Intimate relationships take courage. In the dance towards creating a meaningful bond, we can bump up against some of our greatest vulnerabilities and fears. In a bid to avoid pain we end up closing our hearts to a truly intimate and loving relationship.
Healing from any past relationship takes time, but it we get to a place where our past is dominating the present – and our thoughts and emotions are trapping us in the safe zone – then it’s time to act.
How can we stay open to what is in front of us and break old patterns that hijack our emotions and prevent us from creating the relationship we deserve?
Try these five steps to help create emotional clarity and freedom:
1. Shift your story
It’s not uncommon to keep retelling a story from your past, reliving all the details each time. This can further embed the negative emotion and memory of the past. The words you speak generate an emotional response and recycling old hurts keeps them alive and present. If the past starts playing out in your head ask yourself, ‘What do I need to believe to let go?’ and ‘Who do I need to become so that I can be open to the possibility of a loving partnership again?’ Be aware of the language you’re using. What are you telling yourself and is it’s opening you up to possibilities or closing you down? Awareness allows you to start understanding your emotional reactions and gain a broader perspective of your own behaviour and that of others.
2. Create healthy rituals
The rituals you create impact on who you become and the emotions you feel. Where do you reside most? Are you routinely experiencing joy and gratitude, or sadness, resentment and anger? You can’t make old wounds go away by rejecting people and withholding affection and love. It’s only by accepting what is and developing rituals that help to energise and elevate you that you can start to negate limiting emotional patterns. Try spending 10 minutes a day going on a quiet internal search for what is working in your life. Focus on all the past successes and current resources that you have. Apply an empowering meaning to your past and embrace all that you have now.
3. Mentally rehearse success
Our imaginations are problem-solving machines. Think of all the dreams you’ve had that have become reality. Perhaps it was a job you wanted, a car, or the solution to an on-going issue. This also works the other way; the time you spend catastrophising about how bad things are going to be will have a detrimental impact on your wellbeing. It’s also a blatant misuse of your imagination! Mentally rehearsing the feelings you’d like to evoke on a date, and the behaviour you’d like to embody in a relationship, will help the unfamiliar become familiar. You can help yourself wipe away any old unhelpful feelings and start visualising the future you. It’s all about recognising what’s within your control and being accountable for bringing the necessary trust, love, respect and passion into your way of being.

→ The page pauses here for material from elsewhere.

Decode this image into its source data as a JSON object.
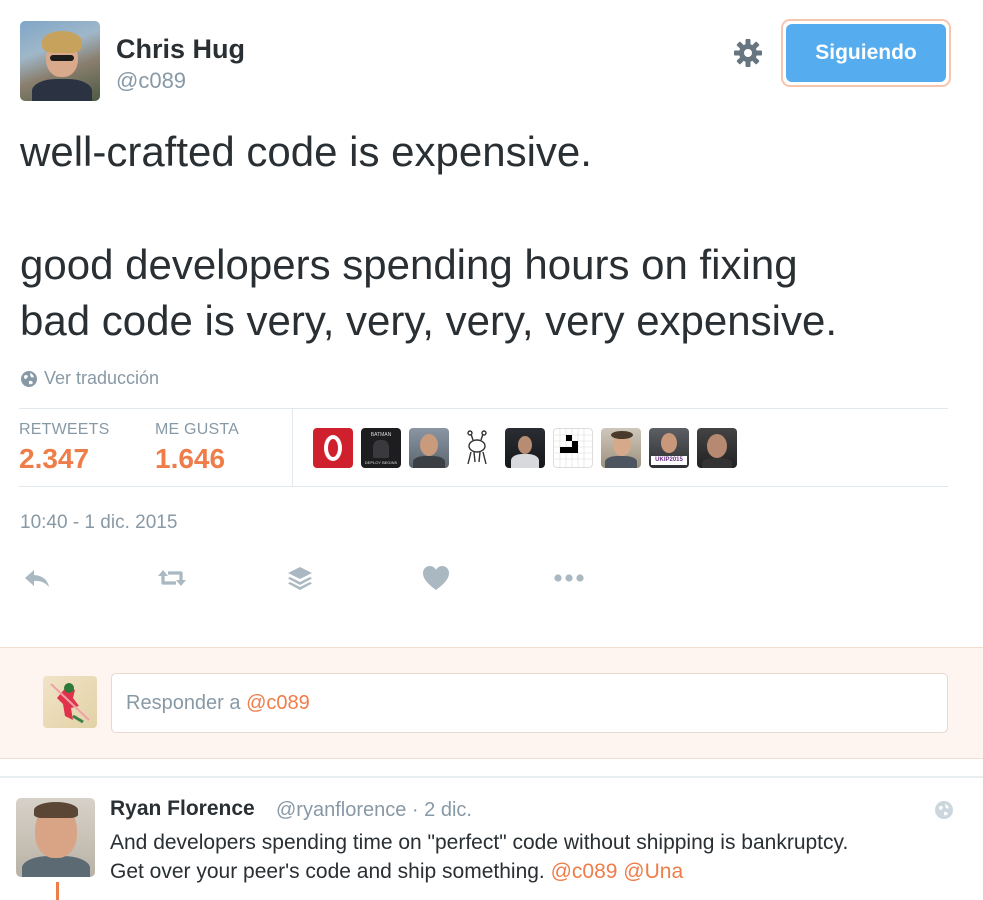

4. Hold that thought
Emotional reactions can happen so quickly that we’re often caught up in them before we even realise it. This is how misunderstandings often happen in dating and relationships – our brains match our date’s behaviour to a past event that has caused pain. Consequently, strong emotions cause us to think in black and white, rather than being able to see a situation objectively. Being aware of thought patterns and behaviours when you’re triggered allows conscious thought to loop back round so you can press the pause button. This will create the space needed to determine whether distorted memories are polluting the present. It’ll also give you time to respond in a way that enables a more open and meaningful exchange.
5. Assume your date’s positive intent

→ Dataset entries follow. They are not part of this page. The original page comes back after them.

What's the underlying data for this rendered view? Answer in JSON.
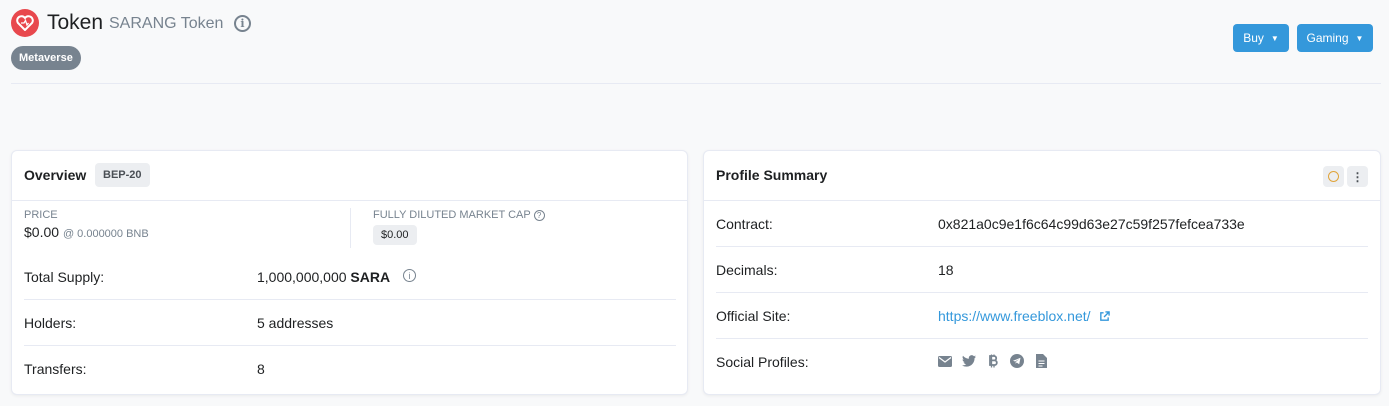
{
  "header": {
    "title": "Token",
    "token_name": "SARANG Token",
    "tag": "Metaverse",
    "buttons": [
      {
        "label": "Buy"
      },
      {
        "label": "Gaming"
      }
    ]
  },
  "overview": {
    "title": "Overview",
    "badge": "BEP-20",
    "price_label": "PRICE",
    "price_value": "$0.00",
    "price_bnb": "@ 0.000000 BNB",
    "fdmc_label": "FULLY DILUTED MARKET CAP",
    "fdmc_value": "$0.00",
    "rows": [
      {
        "label": "Total Supply:",
        "value": "1,000,000,000",
        "symbol": "SARA"
      },
      {
        "label": "Holders:",
        "value": "5 addresses"
      },
      {
        "label": "Transfers:",
        "value": "8"
      }
    ]
  },
  "profile": {
    "title": "Profile Summary",
    "contract_label": "Contract:",
    "contract_value": "0x821a0c9e1f6c64c99d63e27c59f257fefcea733e",
    "decimals_label": "Decimals:",
    "decimals_value": "18",
    "site_label": "Official Site:",
    "site_value": "https://www.freeblox.net/",
    "social_label": "Social Profiles:",
    "social_icons": [
      "email-icon",
      "twitter-icon",
      "bitcoin-icon",
      "telegram-icon",
      "document-icon"
    ]
  },
  "colors": {
    "accent": "#3498db",
    "logo": "#e8484d",
    "muted": "#77838f"
  }
}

It’s easy to take things personally and project our own meaning onto another person’s behaviour. It’s also tempting to replay the past and use it to predict the future, retreating into a fearful place. If we assume the other person has a positive intent, it can help create some separation between their actions and any impact they may have on us. We can’t control other people, but we can influence them through our own behaviour and by knowing what’s our emotional load and what’s theirs. Remember, sometimes the pain of our past can provide the contrast that leads us to truly appreciating somebody new.